*** DATA FOR THE TASK ***
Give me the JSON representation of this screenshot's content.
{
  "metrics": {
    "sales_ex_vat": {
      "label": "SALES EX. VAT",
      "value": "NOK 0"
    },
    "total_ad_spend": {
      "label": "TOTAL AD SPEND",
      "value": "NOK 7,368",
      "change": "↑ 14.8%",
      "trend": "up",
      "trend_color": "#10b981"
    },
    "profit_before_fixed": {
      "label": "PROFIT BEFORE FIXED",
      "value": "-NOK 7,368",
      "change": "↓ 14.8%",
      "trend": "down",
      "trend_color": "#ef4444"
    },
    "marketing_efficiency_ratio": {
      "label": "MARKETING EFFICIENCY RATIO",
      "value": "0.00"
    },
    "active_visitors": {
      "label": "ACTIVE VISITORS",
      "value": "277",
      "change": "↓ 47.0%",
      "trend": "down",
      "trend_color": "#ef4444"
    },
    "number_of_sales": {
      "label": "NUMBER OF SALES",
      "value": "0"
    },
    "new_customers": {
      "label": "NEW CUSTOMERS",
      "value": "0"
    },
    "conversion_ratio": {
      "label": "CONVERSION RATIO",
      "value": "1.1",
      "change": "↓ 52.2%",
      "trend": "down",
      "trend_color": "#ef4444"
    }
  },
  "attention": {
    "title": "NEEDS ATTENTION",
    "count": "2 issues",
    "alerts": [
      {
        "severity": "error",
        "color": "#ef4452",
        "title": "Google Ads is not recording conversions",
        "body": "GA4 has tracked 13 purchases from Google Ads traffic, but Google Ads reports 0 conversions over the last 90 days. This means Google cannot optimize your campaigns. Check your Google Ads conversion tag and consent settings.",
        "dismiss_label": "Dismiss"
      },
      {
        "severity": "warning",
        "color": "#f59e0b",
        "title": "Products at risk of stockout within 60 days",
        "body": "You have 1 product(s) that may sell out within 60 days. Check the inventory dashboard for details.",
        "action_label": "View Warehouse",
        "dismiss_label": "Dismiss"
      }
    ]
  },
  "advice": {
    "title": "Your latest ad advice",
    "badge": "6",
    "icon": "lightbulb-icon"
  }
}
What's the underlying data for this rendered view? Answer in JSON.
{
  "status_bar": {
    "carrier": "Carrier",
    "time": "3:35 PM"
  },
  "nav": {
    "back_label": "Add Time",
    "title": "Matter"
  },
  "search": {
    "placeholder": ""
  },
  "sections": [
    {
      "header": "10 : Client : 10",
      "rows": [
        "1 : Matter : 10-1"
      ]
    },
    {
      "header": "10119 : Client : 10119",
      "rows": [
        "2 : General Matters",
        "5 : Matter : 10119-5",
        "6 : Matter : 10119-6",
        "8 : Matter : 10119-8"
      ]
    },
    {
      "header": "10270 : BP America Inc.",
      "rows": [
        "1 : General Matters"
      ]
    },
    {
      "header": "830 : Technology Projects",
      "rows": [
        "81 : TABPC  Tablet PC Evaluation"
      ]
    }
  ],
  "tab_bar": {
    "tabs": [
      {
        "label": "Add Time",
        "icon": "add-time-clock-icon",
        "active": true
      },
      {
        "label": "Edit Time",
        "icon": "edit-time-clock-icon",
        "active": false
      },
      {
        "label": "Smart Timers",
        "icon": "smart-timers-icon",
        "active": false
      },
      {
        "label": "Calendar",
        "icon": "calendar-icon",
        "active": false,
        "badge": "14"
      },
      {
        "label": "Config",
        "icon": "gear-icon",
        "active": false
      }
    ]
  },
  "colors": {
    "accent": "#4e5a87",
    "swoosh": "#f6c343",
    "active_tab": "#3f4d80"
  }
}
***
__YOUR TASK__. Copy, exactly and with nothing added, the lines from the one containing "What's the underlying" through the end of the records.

__WRITTEN ANSWER__.
What's the underlying data for this rendered view? Answer in JSON.
{
  "status_bar": {
    "carrier": "Carrier",
    "time": "3:35 PM"
  },
  "nav": {
    "back_label": "Add Time",
    "title": "Matter"
  },
  "search": {
    "placeholder": ""
  },
  "sections": [
    {
      "header": "10 : Client : 10",
      "rows": [
        "1 : Matter : 10-1"
      ]
    },
    {
      "header": "10119 : Client : 10119",
      "rows": [
        "2 : General Matters",
        "5 : Matter : 10119-5",
        "6 : Matter : 10119-6",
        "8 : Matter : 10119-8"
      ]
    },
    {
      "header": "10270 : BP America Inc.",
      "rows": [
        "1 : General Matters"
      ]
    },
    {
      "header": "830 : Technology Projects",
      "rows": [
        "81 : TABPC  Tablet PC Evaluation"
      ]
    }
  ],
  "tab_bar": {
    "tabs": [
      {
        "label": "Add Time",
        "icon": "add-time-clock-icon",
        "active": true
      },
      {
        "label": "Edit Time",
        "icon": "edit-time-clock-icon",
        "active": false
      },
      {
        "label": "Smart Timers",
        "icon": "smart-timers-icon",
        "active": false
      },
      {
        "label": "Calendar",
        "icon": "calendar-icon",
        "active": false,
        "badge": "14"
      },
      {
        "label": "Config",
        "icon": "gear-icon",
        "active": false
      }
    ]
  },
  "colors": {
    "accent": "#4e5a87",
    "swoosh": "#f6c343",
    "active_tab": "#3f4d80"
  }
}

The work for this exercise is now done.